### Web page and app entries
-*-*-

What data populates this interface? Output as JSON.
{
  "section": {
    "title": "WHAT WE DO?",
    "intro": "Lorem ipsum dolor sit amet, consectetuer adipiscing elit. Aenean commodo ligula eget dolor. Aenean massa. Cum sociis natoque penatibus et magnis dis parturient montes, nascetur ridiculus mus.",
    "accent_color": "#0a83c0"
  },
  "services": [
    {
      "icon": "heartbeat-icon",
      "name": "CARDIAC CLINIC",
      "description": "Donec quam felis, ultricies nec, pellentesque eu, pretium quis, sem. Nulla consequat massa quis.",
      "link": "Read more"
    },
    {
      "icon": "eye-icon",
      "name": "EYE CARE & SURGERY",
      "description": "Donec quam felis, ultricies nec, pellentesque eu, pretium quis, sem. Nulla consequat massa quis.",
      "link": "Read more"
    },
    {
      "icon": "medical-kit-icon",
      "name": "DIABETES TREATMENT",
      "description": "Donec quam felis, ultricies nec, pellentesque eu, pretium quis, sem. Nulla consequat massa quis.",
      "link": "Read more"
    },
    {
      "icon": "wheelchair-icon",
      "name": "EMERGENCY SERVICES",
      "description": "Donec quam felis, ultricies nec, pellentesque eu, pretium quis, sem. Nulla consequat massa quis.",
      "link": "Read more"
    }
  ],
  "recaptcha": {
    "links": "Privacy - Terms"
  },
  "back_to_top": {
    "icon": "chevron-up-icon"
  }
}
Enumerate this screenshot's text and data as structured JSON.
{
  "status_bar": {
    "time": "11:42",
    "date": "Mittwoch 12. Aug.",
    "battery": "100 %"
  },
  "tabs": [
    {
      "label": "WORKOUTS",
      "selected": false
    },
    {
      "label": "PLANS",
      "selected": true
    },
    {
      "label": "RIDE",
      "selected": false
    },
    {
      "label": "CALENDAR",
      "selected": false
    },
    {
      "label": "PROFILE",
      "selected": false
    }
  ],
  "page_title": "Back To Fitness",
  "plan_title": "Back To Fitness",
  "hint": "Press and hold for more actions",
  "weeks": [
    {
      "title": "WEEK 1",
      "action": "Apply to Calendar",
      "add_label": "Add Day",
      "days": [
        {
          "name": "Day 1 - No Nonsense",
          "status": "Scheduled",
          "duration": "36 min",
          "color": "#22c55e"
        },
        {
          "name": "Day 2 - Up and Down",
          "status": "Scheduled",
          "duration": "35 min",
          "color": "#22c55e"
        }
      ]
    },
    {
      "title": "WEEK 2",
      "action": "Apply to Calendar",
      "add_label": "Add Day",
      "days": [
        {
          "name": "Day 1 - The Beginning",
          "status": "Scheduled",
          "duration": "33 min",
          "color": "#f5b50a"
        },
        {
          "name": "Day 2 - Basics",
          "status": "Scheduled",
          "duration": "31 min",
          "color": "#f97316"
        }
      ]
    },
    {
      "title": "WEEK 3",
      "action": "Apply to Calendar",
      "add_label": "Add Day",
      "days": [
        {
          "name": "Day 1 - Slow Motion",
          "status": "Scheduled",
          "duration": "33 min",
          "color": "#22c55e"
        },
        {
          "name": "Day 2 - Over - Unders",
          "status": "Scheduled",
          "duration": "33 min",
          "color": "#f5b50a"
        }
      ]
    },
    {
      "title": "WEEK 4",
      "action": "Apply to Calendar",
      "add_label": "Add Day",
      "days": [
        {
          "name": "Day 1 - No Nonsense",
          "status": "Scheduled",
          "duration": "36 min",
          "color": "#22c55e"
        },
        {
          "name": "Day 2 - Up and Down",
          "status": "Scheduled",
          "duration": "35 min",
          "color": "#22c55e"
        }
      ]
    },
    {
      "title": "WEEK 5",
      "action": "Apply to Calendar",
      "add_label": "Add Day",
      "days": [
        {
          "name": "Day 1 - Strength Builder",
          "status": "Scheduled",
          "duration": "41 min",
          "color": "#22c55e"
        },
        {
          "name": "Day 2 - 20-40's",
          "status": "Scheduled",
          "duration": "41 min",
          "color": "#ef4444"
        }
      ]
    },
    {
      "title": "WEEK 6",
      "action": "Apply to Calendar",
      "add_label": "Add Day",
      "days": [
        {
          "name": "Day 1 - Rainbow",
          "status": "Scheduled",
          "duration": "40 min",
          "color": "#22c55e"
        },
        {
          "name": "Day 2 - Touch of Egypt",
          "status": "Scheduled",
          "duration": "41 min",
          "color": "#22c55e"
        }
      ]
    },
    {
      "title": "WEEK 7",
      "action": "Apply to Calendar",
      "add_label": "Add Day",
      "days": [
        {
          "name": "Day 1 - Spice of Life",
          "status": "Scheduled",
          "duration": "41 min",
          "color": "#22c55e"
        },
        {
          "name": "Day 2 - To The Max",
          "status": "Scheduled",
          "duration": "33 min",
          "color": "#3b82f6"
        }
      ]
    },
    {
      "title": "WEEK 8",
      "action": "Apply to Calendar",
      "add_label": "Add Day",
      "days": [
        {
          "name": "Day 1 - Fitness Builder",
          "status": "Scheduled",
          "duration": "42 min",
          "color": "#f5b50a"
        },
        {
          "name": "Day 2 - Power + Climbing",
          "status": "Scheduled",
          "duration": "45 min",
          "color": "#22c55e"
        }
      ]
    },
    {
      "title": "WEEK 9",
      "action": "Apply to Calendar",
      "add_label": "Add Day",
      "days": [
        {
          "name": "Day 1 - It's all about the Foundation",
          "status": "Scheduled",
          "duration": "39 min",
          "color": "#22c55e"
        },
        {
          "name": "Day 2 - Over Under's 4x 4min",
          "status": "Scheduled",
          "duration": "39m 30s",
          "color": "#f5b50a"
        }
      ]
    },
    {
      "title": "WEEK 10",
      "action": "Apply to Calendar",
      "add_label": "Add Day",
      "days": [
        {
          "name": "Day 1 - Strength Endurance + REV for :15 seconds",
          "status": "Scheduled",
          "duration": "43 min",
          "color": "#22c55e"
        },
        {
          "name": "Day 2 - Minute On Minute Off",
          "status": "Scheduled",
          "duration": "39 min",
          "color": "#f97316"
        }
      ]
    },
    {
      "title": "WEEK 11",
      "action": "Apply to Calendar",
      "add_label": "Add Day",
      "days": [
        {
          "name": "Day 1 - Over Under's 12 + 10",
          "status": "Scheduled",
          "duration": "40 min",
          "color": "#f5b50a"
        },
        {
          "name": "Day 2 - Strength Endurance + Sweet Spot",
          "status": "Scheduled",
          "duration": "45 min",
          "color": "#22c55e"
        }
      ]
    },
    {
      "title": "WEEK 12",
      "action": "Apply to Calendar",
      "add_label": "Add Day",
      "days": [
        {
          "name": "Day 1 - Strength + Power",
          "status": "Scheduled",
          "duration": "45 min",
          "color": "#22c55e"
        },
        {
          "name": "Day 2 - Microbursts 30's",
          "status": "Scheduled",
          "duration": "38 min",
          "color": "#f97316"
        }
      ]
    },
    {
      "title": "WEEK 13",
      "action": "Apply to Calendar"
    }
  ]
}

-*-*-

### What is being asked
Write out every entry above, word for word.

### Response area
What data populates this interface? Output as JSON.
{
  "section": {
    "title": "WHAT WE DO?",
    "intro": "Lorem ipsum dolor sit amet, consectetuer adipiscing elit. Aenean commodo ligula eget dolor. Aenean massa. Cum sociis natoque penatibus et magnis dis parturient montes, nascetur ridiculus mus.",
    "accent_color": "#0a83c0"
  },
  "services": [
    {
      "icon": "heartbeat-icon",
      "name": "CARDIAC CLINIC",
      "description": "Donec quam felis, ultricies nec, pellentesque eu, pretium quis, sem. Nulla consequat massa quis.",
      "link": "Read more"
    },
    {
      "icon": "eye-icon",
      "name": "EYE CARE & SURGERY",
      "description": "Donec quam felis, ultricies nec, pellentesque eu, pretium quis, sem. Nulla consequat massa quis.",
      "link": "Read more"
    },
    {
      "icon": "medical-kit-icon",
      "name": "DIABETES TREATMENT",
      "description": "Donec quam felis, ultricies nec, pellentesque eu, pretium quis, sem. Nulla consequat massa quis.",
      "link": "Read more"
    },
    {
      "icon": "wheelchair-icon",
      "name": "EMERGENCY SERVICES",
      "description": "Donec quam felis, ultricies nec, pellentesque eu, pretium quis, sem. Nulla consequat massa quis.",
      "link": "Read more"
    }
  ],
  "recaptcha": {
    "links": "Privacy - Terms"
  },
  "back_to_top": {
    "icon": "chevron-up-icon"
  }
}
Enumerate this screenshot's text and data as structured JSON.
{
  "status_bar": {
    "time": "11:42",
    "date": "Mittwoch 12. Aug.",
    "battery": "100 %"
  },
  "tabs": [
    {
      "label": "WORKOUTS",
      "selected": false
    },
    {
      "label": "PLANS",
      "selected": true
    },
    {
      "label": "RIDE",
      "selected": false
    },
    {
      "label": "CALENDAR",
      "selected": false
    },
    {
      "label": "PROFILE",
      "selected": false
    }
  ],
  "page_title": "Back To Fitness",
  "plan_title": "Back To Fitness",
  "hint": "Press and hold for more actions",
  "weeks": [
    {
      "title": "WEEK 1",
      "action": "Apply to Calendar",
      "add_label": "Add Day",
      "days": [
        {
          "name": "Day 1 - No Nonsense",
          "status": "Scheduled",
          "duration": "36 min",
          "color": "#22c55e"
        },
        {
          "name": "Day 2 - Up and Down",
          "status": "Scheduled",
          "duration": "35 min",
          "color": "#22c55e"
        }
      ]
    },
    {
      "title": "WEEK 2",
      "action": "Apply to Calendar",
      "add_label": "Add Day",
      "days": [
        {
          "name": "Day 1 - The Beginning",
          "status": "Scheduled",
          "duration": "33 min",
          "color": "#f5b50a"
        },
        {
          "name": "Day 2 - Basics",
          "status": "Scheduled",
          "duration": "31 min",
          "color": "#f97316"
        }
      ]
    },
    {
      "title": "WEEK 3",
      "action": "Apply to Calendar",
      "add_label": "Add Day",
      "days": [
        {
          "name": "Day 1 - Slow Motion",
          "status": "Scheduled",
          "duration": "33 min",
          "color": "#22c55e"
        },
        {
          "name": "Day 2 - Over - Unders",
          "status": "Scheduled",
          "duration": "33 min",
          "color": "#f5b50a"
        }
      ]
    },
    {
      "title": "WEEK 4",
      "action": "Apply to Calendar",
      "add_label": "Add Day",
      "days": [
        {
          "name": "Day 1 - No Nonsense",
          "status": "Scheduled",
          "duration": "36 min",
          "color": "#22c55e"
        },
        {
          "name": "Day 2 - Up and Down",
          "status": "Scheduled",
          "duration": "35 min",
          "color": "#22c55e"
        }
      ]
    },
    {
      "title": "WEEK 5",
      "action": "Apply to Calendar",
      "add_label": "Add Day",
      "days": [
        {
          "name": "Day 1 - Strength Builder",
          "status": "Scheduled",
          "duration": "41 min",
          "color": "#22c55e"
        },
        {
          "name": "Day 2 - 20-40's",
          "status": "Scheduled",
          "duration": "41 min",
          "color": "#ef4444"
        }
      ]
    },
    {
      "title": "WEEK 6",
      "action": "Apply to Calendar",
      "add_label": "Add Day",
      "days": [
        {
          "name": "Day 1 - Rainbow",
          "status": "Scheduled",
          "duration": "40 min",
          "color": "#22c55e"
        },
        {
          "name": "Day 2 - Touch of Egypt",
          "status": "Scheduled",
          "duration": "41 min",
          "color": "#22c55e"
        }
      ]
    },
    {
      "title": "WEEK 7",
      "action": "Apply to Calendar",
      "add_label": "Add Day",
      "days": [
        {
          "name": "Day 1 - Spice of Life",
          "status": "Scheduled",
          "duration": "41 min",
          "color": "#22c55e"
        },
        {
          "name": "Day 2 - To The Max",
          "status": "Scheduled",
          "duration": "33 min",
          "color": "#3b82f6"
        }
      ]
    },
    {
      "title": "WEEK 8",
      "action": "Apply to Calendar",
      "add_label": "Add Day",
      "days": [
        {
          "name": "Day 1 - Fitness Builder",
          "status": "Scheduled",
          "duration": "42 min",
          "color": "#f5b50a"
        },
        {
          "name": "Day 2 - Power + Climbing",
          "status": "Scheduled",
          "duration": "45 min",
          "color": "#22c55e"
        }
      ]
    },
    {
      "title": "WEEK 9",
      "action": "Apply to Calendar",
      "add_label": "Add Day",
      "days": [
        {
          "name": "Day 1 - It's all about the Foundation",
          "status": "Scheduled",
          "duration": "39 min",
          "color": "#22c55e"
        },
        {
          "name": "Day 2 - Over Under's 4x 4min",
          "status": "Scheduled",
          "duration": "39m 30s",
          "color": "#f5b50a"
        }
      ]
    },
    {
      "title": "WEEK 10",
      "action": "Apply to Calendar",
      "add_label": "Add Day",
      "days": [
        {
          "name": "Day 1 - Strength Endurance + REV for :15 seconds",
          "status": "Scheduled",
          "duration": "43 min",
          "color": "#22c55e"
        },
        {
          "name": "Day 2 - Minute On Minute Off",
          "status": "Scheduled",
          "duration": "39 min",
          "color": "#f97316"
        }
      ]
    },
    {
      "title": "WEEK 11",
      "action": "Apply to Calendar",
      "add_label": "Add Day",
      "days": [
        {
          "name": "Day 1 - Over Under's 12 + 10",
          "status": "Scheduled",
          "duration": "40 min",
          "color": "#f5b50a"
        },
        {
          "name": "Day 2 - Strength Endurance + Sweet Spot",
          "status": "Scheduled",
          "duration": "45 min",
          "color": "#22c55e"
        }
      ]
    },
    {
      "title": "WEEK 12",
      "action": "Apply to Calendar",
      "add_label": "Add Day",
      "days": [
        {
          "name": "Day 1 - Strength + Power",
          "status": "Scheduled",
          "duration": "45 min",
          "color": "#22c55e"
        },
        {
          "name": "Day 2 - Microbursts 30's",
          "status": "Scheduled",
          "duration": "38 min",
          "color": "#f97316"
        }
      ]
    },
    {
      "title": "WEEK 13",
      "action": "Apply to Calendar"
    }
  ]
}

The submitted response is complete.